(Data to process)
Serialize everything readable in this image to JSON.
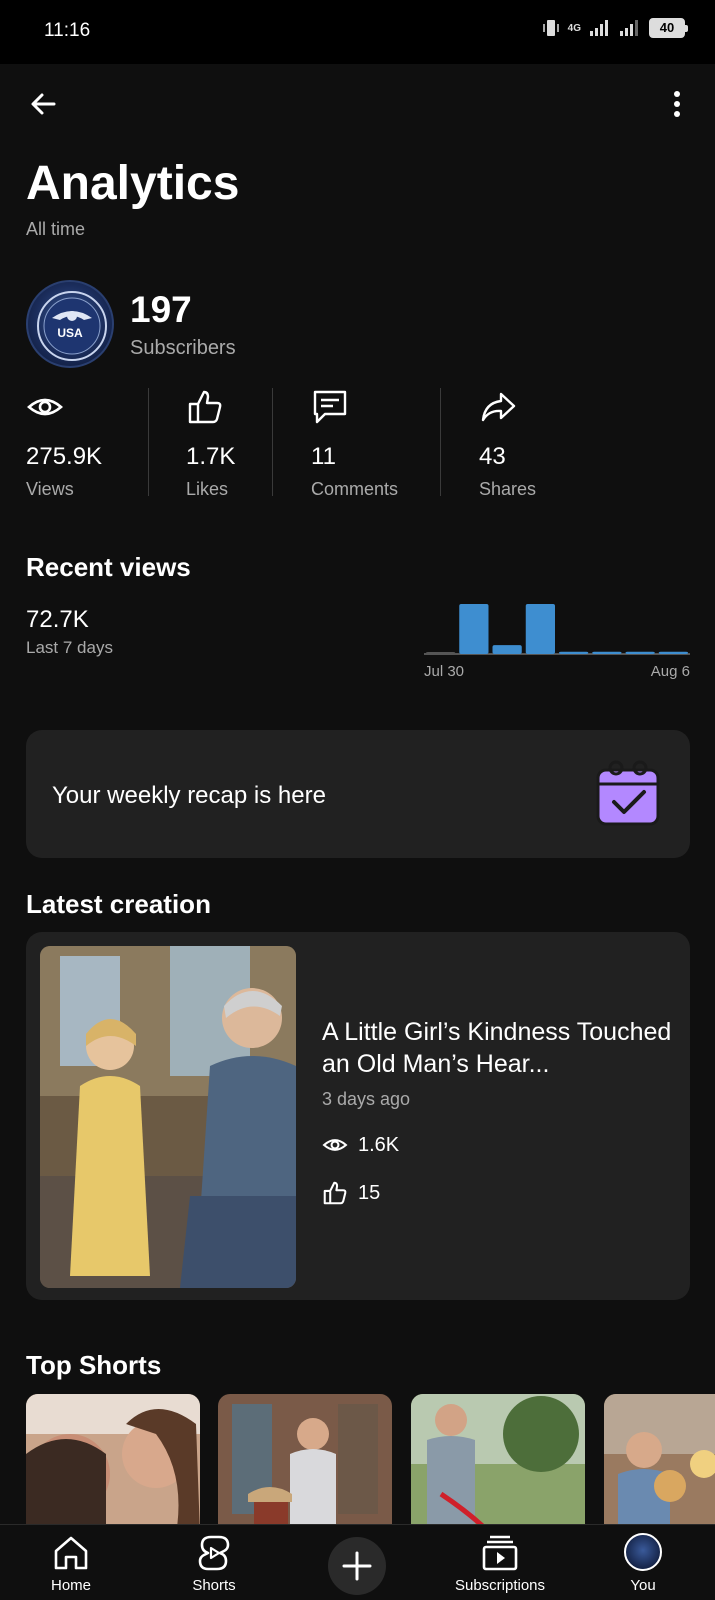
{
  "status_bar": {
    "time": "11:16",
    "network": "4G",
    "battery": "40"
  },
  "header": {
    "title": "Analytics",
    "subtitle": "All time"
  },
  "channel": {
    "avatar_text": "USA",
    "subscribers_value": "197",
    "subscribers_label": "Subscribers"
  },
  "stats": [
    {
      "icon": "eye-icon",
      "value": "275.9K",
      "label": "Views"
    },
    {
      "icon": "thumbs-up-icon",
      "value": "1.7K",
      "label": "Likes"
    },
    {
      "icon": "comment-icon",
      "value": "11",
      "label": "Comments"
    },
    {
      "icon": "share-icon",
      "value": "43",
      "label": "Shares"
    }
  ],
  "recent_views": {
    "title": "Recent views",
    "value": "72.7K",
    "period": "Last 7 days"
  },
  "chart_data": {
    "type": "bar",
    "categories": [
      "Jul 30",
      "",
      "",
      "",
      "",
      "",
      "",
      "Aug 6"
    ],
    "x_tick_labels": [
      "Jul 30",
      "Aug 6"
    ],
    "values": [
      1,
      45,
      8,
      45,
      2,
      2,
      2,
      2
    ],
    "bar_color": "#3e8ed0",
    "baseline_color": "#555555"
  },
  "recap": {
    "text": "Your weekly recap is here",
    "icon": "calendar-check-icon"
  },
  "latest_creation": {
    "section_title": "Latest creation",
    "title": "A Little Girl’s Kindness Touched an Old Man’s Hear...",
    "age": "3 days ago",
    "views": "1.6K",
    "likes": "15"
  },
  "top_shorts": {
    "title": "Top Shorts",
    "count_visible": 4
  },
  "bottom_nav": {
    "home": "Home",
    "shorts": "Shorts",
    "subscriptions": "Subscriptions",
    "you": "You"
  },
  "colors": {
    "background": "#0f0f0f",
    "card": "#212121",
    "accent_purple": "#b388ff",
    "chart_blue": "#3e8ed0"
  }
}
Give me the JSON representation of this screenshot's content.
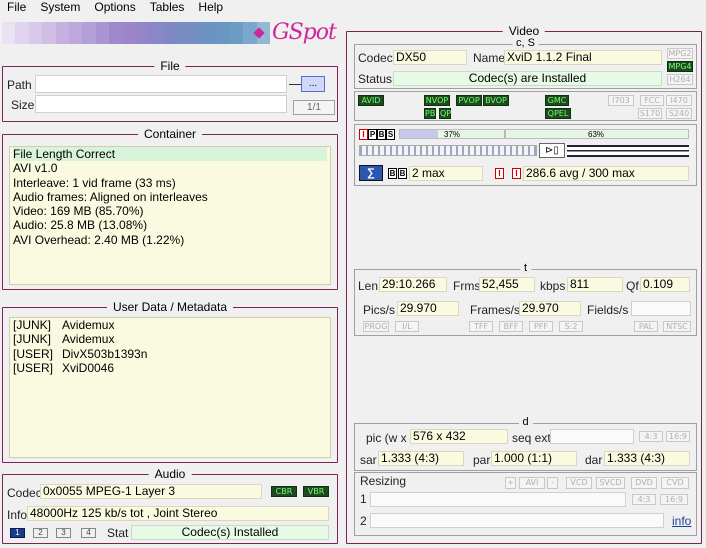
{
  "menu": [
    "File",
    "System",
    "Options",
    "Tables",
    "Help"
  ],
  "logo": "GSpot",
  "banner_colors": [
    "#e8e2f2",
    "#e0d4ee",
    "#d8c8ea",
    "#d0bee6",
    "#c6b0e0",
    "#bca8dc",
    "#b4a0d8",
    "#aa94d4",
    "#a088cc",
    "#9c86c8",
    "#9484c8",
    "#8a86c8",
    "#8088c4",
    "#7a8cc4",
    "#7290c2",
    "#6c94c2",
    "#6898c2",
    "#6c9cc4",
    "#7aa8cc",
    "#94b8d4"
  ],
  "file": {
    "title": "File",
    "path_label": "Path",
    "size_label": "Size",
    "browse_label": "...",
    "counter": "1/1"
  },
  "container": {
    "title": "Container",
    "lines": [
      "File Length Correct",
      "AVI v1.0",
      "Interleave: 1 vid frame (33 ms)",
      "Audio frames: Aligned on interleaves",
      "Video: 169 MB (85.70%)",
      "Audio: 25.8 MB (13.08%)",
      "AVI Overhead: 2.40 MB (1.22%)"
    ]
  },
  "userdata": {
    "title": "User Data / Metadata",
    "rows": [
      {
        "tag": "[JUNK]",
        "value": "Avidemux"
      },
      {
        "tag": "[JUNK]",
        "value": "Avidemux"
      },
      {
        "tag": "[USER]",
        "value": "DivX503b1393n"
      },
      {
        "tag": "[USER]",
        "value": "XviD0046"
      }
    ]
  },
  "audio": {
    "title": "Audio",
    "codec_label": "Codec",
    "codec_value": "0x0055 MPEG-1 Layer 3",
    "cbr": "CBR",
    "vbr": "VBR",
    "info_label": "Info",
    "info_value": "48000Hz  125 kb/s tot , Joint Stereo",
    "tabs": [
      "1",
      "2",
      "3",
      "4"
    ],
    "stat_label": "Stat",
    "stat_value": "Codec(s) Installed"
  },
  "video": {
    "title": "Video",
    "cs_title": "c, S",
    "codec_label": "Codec",
    "codec_value": "DX50",
    "name_label": "Name",
    "name_value": "XviD 1.1.2 Final",
    "status_label": "Status",
    "status_value": "Codec(s) are Installed",
    "fmt_tags": [
      "MPG2",
      "MPG4",
      "H264"
    ],
    "fmt_active": [
      false,
      true,
      false
    ],
    "row1_tags": [
      {
        "label": "AVID",
        "on": true
      },
      {
        "label": "NVOP",
        "on": true
      },
      {
        "label": "PVOP",
        "on": true
      },
      {
        "label": "BVOP",
        "on": true
      },
      {
        "label": "GMC",
        "on": true
      },
      {
        "label": "I703",
        "on": false
      },
      {
        "label": "FCC",
        "on": false
      },
      {
        "label": "I470",
        "on": false
      }
    ],
    "row2_tags": [
      {
        "label": "PB",
        "on": true
      },
      {
        "label": "QP",
        "on": true
      },
      {
        "label": "QPEL",
        "on": true
      },
      {
        "label": "S170",
        "on": false
      },
      {
        "label": "S240",
        "on": false
      }
    ],
    "frame_types": [
      "I",
      "P",
      "B",
      "S"
    ],
    "bar1_pct": "37%",
    "bar1_fill": 0.37,
    "bar2_pct": "63%",
    "bar2_fill": 0.63,
    "b_labels": [
      "B",
      "B"
    ],
    "max_b": "2 max",
    "bitrate": "286.6 avg / 300 max"
  },
  "t": {
    "title": "t",
    "len_label": "Len",
    "len_value": "29:10.266",
    "frms_label": "Frms",
    "frms_value": "52,455",
    "kbps_label": "kbps",
    "kbps_value": "811",
    "qf_label": "Qf",
    "qf_value": "0.109",
    "pics_label": "Pics/s",
    "pics_value": "29.970",
    "frames_label": "Frames/s",
    "frames_value": "29.970",
    "fields_label": "Fields/s",
    "tags": [
      "PROG",
      "I/L",
      "TFF",
      "BFF",
      "PFF",
      "S:2",
      "PAL",
      "NTSC"
    ]
  },
  "d": {
    "title": "d",
    "pic_label": "pic (w x",
    "pic_value": "576 x 432",
    "seq_label": "seq ext",
    "aspect_tags": [
      "4:3",
      "16:9"
    ],
    "sar_label": "sar",
    "sar_value": "1.333 (4:3)",
    "par_label": "par",
    "par_value": "1.000 (1:1)",
    "dar_label": "dar",
    "dar_value": "1.333 (4:3)"
  },
  "resizing": {
    "label": "Resizing",
    "buttons": [
      "+",
      "AVI",
      "-",
      "VCD",
      "SVCD",
      "DVD",
      "CVD"
    ],
    "aspect_tags": [
      "4:3",
      "16:9"
    ],
    "row1": "1",
    "row2": "2",
    "info_link": "info"
  }
}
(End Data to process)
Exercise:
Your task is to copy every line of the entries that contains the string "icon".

Task solution:
      "icon": "eye-icon",
      "icon": "thumbs-up-icon",
      "icon": "comment-icon",
      "icon": "share-icon",
    "icon": "calendar-check-icon"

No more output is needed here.